In its latest study, for 2020, the five states with the highest outbound shipments percentage were (in order from highest to lowest) New Jersey, New York, Illinois, Connecticut and California. The five states with the lowest percentages were (from lowest to highest) Idaho, South Carolina, Oregon, South Dakota, and Arizona.
What characteristics do outbound states (where people are fleeing) share compared with inbound states?
I calculated the average outbound shipments ranking of the 48 continental United States in the last five years and compared it to a variety of other rankings you can calculate with data we compile in Data-Z, including:
WalletHub’s Tax Burden
Balanced Budget Frequency
TIA’s Taxpayer Burden
Lawyers per 10,000 Residents
ALEC’s Economic Outlook Ranking
TIA’s Zombie Index
Age of State, Based on Year Admitted to Union
Democratic Share of Vote for President Last 5 Elections
Average Winter Temperature
The ordering of the list above is not an accident. From top to bottom, those 10 characteristics are ranked in terms of how closely correlated they are to the outbound shipments average for the last five years as reported by UVL.
Average Winter Temperature has the lowest correlation (the least significant relationship) with outbound moves, among these ten factors. People are moving to warmer states, on average, but other factors have a much closer relationship with moving trends in recent years.
The American Legislative Exchange Council calculates an “Economic Outlook Ranking” for the 50 states. In the last five years, states scoring well on their ranking also have had significant relative inbound migration, according to UVL.
People are moving away from lawyer-intensive states. There is a longer story there.
The last three variables have the strongest relationship with UVL’s migration trends in recent years. Truth in Accounting (TIA) calculates a “Taxpayer Burden” based on our methods for assessing state (and city) government financial position. A high “Taxpayer Burden” reflects consequences facing future taxpayers. And in recent years, states that have accumulated high TIA “Taxpayer Burdens” have had significant outmigration.
WalletHub also calculates a Tax Burden, but it is based on current tax payments as a share of current income in the state. People are moving away from states with high WalletHub “Tax Burdens,” too.
“You can me now, or pay him later,” was the line on an old Fram Oil Filter commercial. Either way, taxpayers are seeking friendlier places.
The factor stuck in between the two taxpayer burden measures in the list above is most interesting – it is based on how frequently state governments have kept accrual expenses below accrual revenue, annually, in the last 15 years. People are moving away from states whose governments don’t truly “walk the talk” on balanced budget requirements.

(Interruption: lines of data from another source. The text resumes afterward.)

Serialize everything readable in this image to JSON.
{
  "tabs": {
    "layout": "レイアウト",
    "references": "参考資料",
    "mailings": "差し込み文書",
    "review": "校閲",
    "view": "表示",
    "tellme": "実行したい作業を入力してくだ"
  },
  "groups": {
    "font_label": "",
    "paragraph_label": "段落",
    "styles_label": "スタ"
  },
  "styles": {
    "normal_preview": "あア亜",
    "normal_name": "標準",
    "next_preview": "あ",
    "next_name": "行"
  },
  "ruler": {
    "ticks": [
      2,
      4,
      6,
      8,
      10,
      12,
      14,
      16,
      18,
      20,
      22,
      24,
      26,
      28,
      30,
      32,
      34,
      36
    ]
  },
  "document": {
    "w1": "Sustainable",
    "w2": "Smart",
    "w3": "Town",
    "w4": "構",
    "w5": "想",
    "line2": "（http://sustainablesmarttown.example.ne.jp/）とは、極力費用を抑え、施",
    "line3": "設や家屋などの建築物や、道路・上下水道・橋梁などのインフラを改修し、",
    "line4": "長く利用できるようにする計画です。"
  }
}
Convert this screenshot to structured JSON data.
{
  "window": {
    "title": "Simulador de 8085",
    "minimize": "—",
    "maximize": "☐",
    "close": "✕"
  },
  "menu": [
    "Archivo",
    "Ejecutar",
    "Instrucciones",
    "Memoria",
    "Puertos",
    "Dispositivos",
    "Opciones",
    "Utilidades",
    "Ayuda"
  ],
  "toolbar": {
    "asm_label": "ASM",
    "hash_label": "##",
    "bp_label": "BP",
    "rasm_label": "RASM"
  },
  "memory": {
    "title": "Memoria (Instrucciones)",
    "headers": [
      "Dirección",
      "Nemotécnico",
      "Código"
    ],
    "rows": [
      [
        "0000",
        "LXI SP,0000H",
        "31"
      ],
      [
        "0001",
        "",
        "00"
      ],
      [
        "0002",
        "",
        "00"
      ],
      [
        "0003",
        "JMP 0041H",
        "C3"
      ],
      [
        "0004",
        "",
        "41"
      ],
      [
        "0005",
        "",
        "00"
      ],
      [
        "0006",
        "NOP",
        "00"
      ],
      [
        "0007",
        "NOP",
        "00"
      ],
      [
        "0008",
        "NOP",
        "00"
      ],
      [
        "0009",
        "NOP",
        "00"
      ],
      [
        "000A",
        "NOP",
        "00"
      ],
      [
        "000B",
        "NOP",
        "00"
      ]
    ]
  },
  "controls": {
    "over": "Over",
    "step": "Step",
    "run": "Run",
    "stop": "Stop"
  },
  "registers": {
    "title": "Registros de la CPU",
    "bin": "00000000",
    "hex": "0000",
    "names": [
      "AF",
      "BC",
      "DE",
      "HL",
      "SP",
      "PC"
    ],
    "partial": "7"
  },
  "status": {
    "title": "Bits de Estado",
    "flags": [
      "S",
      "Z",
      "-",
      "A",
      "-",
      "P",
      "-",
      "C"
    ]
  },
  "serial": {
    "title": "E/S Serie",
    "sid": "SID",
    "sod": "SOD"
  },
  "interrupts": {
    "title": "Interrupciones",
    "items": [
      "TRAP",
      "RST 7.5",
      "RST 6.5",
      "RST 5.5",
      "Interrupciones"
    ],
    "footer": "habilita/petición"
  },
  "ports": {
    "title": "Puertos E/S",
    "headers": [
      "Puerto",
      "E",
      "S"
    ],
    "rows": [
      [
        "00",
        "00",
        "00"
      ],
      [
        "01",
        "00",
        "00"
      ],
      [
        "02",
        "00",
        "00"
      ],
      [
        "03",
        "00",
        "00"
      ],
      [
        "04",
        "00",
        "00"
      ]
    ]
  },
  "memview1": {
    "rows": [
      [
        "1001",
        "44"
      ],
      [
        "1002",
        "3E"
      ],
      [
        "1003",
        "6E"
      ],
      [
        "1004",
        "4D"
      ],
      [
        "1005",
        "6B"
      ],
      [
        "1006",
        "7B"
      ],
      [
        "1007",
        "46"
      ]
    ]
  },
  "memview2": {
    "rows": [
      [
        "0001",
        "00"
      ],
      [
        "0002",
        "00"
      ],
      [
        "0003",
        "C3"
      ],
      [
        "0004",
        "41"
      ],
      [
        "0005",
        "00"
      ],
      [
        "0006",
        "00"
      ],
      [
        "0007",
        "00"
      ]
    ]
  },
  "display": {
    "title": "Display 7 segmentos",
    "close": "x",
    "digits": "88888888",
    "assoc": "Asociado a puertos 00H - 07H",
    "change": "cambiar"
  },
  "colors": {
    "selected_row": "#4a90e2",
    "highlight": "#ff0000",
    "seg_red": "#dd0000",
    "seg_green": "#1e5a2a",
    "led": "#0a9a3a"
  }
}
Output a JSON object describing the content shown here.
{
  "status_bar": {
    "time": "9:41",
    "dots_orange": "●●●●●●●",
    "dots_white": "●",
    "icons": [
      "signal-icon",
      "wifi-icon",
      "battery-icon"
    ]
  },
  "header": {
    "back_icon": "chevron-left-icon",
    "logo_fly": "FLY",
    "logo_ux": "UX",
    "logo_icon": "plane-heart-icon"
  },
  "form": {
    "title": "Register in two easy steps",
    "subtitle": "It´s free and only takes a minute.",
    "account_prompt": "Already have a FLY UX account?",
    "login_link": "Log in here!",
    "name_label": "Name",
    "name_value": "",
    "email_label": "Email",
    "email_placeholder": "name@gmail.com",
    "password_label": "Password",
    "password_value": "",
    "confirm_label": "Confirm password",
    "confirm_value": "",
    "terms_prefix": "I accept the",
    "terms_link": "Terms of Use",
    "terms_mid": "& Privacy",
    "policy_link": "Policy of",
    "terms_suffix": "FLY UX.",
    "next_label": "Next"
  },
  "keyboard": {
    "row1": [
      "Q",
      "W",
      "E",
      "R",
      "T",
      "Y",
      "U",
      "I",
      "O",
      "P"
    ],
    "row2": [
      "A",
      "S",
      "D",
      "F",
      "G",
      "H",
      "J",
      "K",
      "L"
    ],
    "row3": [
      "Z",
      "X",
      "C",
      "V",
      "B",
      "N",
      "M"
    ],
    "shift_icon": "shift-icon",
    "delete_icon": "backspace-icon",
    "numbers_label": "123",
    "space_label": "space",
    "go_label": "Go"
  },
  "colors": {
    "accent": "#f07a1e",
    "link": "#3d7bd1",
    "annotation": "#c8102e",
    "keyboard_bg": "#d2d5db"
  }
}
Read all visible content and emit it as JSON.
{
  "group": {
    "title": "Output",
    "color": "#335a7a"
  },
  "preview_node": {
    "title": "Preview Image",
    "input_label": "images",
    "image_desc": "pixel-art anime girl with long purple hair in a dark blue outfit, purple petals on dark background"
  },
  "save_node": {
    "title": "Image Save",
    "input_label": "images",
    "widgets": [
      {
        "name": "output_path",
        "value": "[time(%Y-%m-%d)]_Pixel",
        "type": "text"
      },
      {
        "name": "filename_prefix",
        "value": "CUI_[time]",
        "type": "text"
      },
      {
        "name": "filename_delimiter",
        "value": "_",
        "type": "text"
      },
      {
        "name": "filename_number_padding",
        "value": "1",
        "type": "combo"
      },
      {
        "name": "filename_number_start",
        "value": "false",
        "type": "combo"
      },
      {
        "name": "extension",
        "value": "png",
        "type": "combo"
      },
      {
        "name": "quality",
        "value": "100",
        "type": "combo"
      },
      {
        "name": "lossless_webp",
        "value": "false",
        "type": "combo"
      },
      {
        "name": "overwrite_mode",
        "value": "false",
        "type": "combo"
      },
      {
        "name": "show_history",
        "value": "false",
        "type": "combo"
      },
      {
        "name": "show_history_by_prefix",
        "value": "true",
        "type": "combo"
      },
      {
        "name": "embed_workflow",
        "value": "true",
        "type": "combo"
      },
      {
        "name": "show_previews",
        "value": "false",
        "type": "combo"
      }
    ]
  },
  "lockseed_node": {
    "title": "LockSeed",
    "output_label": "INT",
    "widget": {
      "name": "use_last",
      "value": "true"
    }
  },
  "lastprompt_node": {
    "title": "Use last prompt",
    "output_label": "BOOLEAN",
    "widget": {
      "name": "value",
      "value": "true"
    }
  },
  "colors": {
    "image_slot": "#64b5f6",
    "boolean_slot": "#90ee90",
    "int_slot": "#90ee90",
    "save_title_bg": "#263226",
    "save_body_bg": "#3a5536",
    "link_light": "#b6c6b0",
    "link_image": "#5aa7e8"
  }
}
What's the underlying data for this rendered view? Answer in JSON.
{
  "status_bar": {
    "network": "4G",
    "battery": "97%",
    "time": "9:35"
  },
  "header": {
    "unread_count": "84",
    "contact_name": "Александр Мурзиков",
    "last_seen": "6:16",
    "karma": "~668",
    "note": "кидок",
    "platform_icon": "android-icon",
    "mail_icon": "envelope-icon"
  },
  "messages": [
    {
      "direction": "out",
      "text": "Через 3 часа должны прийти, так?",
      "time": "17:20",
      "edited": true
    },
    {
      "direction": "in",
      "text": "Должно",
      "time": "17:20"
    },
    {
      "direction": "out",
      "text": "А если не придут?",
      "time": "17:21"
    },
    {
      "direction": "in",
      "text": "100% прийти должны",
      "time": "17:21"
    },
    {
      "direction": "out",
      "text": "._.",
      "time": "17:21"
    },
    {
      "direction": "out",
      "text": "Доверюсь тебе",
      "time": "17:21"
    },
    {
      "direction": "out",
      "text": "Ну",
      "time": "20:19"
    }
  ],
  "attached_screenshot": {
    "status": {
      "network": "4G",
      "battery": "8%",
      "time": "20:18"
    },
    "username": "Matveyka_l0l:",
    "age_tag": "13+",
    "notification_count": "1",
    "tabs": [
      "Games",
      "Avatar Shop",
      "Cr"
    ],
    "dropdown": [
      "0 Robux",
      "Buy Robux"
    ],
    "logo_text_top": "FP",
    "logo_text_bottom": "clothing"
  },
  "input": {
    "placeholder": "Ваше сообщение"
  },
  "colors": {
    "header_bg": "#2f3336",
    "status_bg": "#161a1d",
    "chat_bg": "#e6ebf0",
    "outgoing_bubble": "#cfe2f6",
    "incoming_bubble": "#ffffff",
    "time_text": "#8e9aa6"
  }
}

How about UVL’s latest results? What do the states with the highest outmigration in 2020 have in common compared to the states with the best migration results?
The “Average Winter Temperature” rankings are almost the same, on average, for the two groups of five states. The biggest differences between the average rankings for those two groups of five states each are for ALEC’s Economic Outlook Ranking, TIA’s Taxpayer Burden, Truth in Accounting’s Zombie Index, Lawyers per 10,000 Residents, WalletHub’s Tax Burden, and Democratic Share of Vote For President.
We will be updating our Data-Z website to include all of UVL’s latest results soon.